After your evaluation, lay out a few goals based on the data from the results. What do you want to achieve with this plan? When in doubt, remember that goals should be SMART: Specific, Measurable, Attainable, Relevant, and Time-based. If an advertising agency focused on small businesses were to make a SMART goal, an example could look like this:
“To increase employment applications for the client by 25% over the course of one quarter.” This goal is specific, focusing on one area of advertising, measurable by including a percentage, attainable through advertising, relevant to startups looking to hire more talent, and timely by including a timeframe.
If a crisis communication plan is for stakeholders, which ones are you writing for? If not all, your plan should cover a fair amount. Stakeholder examples include employees, investors, customers, local government officials, and media outlets.
If you’re writing for media outlets, a press release detailing your goals is a good idea for keeping the audience in mind. There should be processes for who will speak to the media outlets, an outline of what they will say, and an action plan put in place going forward.
When writing the communication plan, work with groups or representatives from your stakeholder groups to improve accuracy. Strategies should solve goals or potential risks. An example of a risk for the advertising agency would be making sure ads deliver the right message before going public, so, in their plan, they would detail different steps to ensure that is taken care of.
5. Estimate a timeline
You should have a ballpark estimate of how much time each step in executing strategy will take. For instance, if your plan needs to go from the higher-ups down to the employees, it’s good to take into account how long going through the chain of command will take. It’s also smart to infer how long a media cycle will last.
For instance, for a minor slip-up on an ad campaign, the advertising agency might estimate the cycle for controlling the issue would take a month to meet with the client, the stakeholders, and employees and discuss steps moving forward.
6. Measure results
There’s always room for improvement. Measure the results of the plan after presenting it to stakeholders, and run a “post-mortem” after executing your plan in times of need.
For example, the ad agency might not have met its goal of increasing prospective applications by 25% within a quarter. They might rework their goals to give themselves more time or pivot their quarterly focus to fit those goals.
Some aspects of building a communication plan can be a “choose your own adventure” journey. The key is choosing aspects that best reflect what your business needs in times when effective communication is key. What do your stakeholders need to know, and how are you going to best communicate that?
Communication Plan Examples

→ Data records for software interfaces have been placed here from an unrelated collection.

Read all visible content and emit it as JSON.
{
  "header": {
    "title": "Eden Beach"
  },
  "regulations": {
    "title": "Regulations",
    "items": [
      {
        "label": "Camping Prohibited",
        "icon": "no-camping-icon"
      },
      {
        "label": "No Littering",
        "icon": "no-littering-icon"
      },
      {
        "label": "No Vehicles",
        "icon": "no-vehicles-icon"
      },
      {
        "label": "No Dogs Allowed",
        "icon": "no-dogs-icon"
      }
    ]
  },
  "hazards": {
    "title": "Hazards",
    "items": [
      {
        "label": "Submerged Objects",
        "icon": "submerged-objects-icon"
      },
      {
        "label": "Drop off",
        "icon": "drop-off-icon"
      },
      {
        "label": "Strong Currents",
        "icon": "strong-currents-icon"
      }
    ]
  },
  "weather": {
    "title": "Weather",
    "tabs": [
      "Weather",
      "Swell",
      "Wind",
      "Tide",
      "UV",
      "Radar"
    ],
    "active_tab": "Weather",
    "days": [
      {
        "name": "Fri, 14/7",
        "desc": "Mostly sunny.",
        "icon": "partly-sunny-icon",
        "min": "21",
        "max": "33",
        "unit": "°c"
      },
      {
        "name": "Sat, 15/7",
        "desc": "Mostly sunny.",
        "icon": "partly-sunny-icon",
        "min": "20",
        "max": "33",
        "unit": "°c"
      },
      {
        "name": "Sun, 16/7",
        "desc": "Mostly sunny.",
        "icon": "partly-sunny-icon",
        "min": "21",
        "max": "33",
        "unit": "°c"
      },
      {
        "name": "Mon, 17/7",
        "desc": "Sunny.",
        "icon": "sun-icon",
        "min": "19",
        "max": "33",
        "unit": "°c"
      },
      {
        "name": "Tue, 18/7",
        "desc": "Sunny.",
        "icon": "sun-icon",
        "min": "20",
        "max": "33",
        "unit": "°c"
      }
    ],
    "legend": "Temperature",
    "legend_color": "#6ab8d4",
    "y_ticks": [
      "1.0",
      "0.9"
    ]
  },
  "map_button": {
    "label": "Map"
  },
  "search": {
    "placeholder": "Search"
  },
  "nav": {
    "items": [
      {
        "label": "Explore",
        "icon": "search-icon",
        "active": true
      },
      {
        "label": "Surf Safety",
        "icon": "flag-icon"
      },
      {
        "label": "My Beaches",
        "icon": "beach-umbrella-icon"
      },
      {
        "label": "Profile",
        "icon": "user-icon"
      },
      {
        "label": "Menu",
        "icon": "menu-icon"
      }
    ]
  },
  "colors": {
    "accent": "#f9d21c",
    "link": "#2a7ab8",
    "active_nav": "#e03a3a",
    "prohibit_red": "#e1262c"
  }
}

A basic communication plan should include an analysis for the stakeholders you’d respond to and the procedures for what to include in those conversations. You might also include an overview of your business, potential communication challenges, and risk management strategy.
Bright Hub Project management has an example that includes how to put this information — and more — into your communication plan as a project manager. This example is great because it details how communication managers write crisis plans and acknowledges that sometimes the busy marketer or project manager does as well.
Source: Bright Hub
The National School Public Relations Association has a free version of a sample communication plan in PDF format. It’s a great example of how to format a crisis strategy and how to fit your budget into the plan.
Here are some extra tips to keep in mind to help your plan shine.
When describing procedures for handling crises, include who the situation involves. This lets stakeholders envision decision-making processes.
If you’re part of a larger company with a broad stakeholder list, it’s okay to split up target audiences for your plan. For instance, maybe your audience is more than just “consumers.” Split stakeholder groups for easier comprehension and more distinct solutions.
Originally published Sep 18, 2019 4:00:00 AM, updated October 01 2019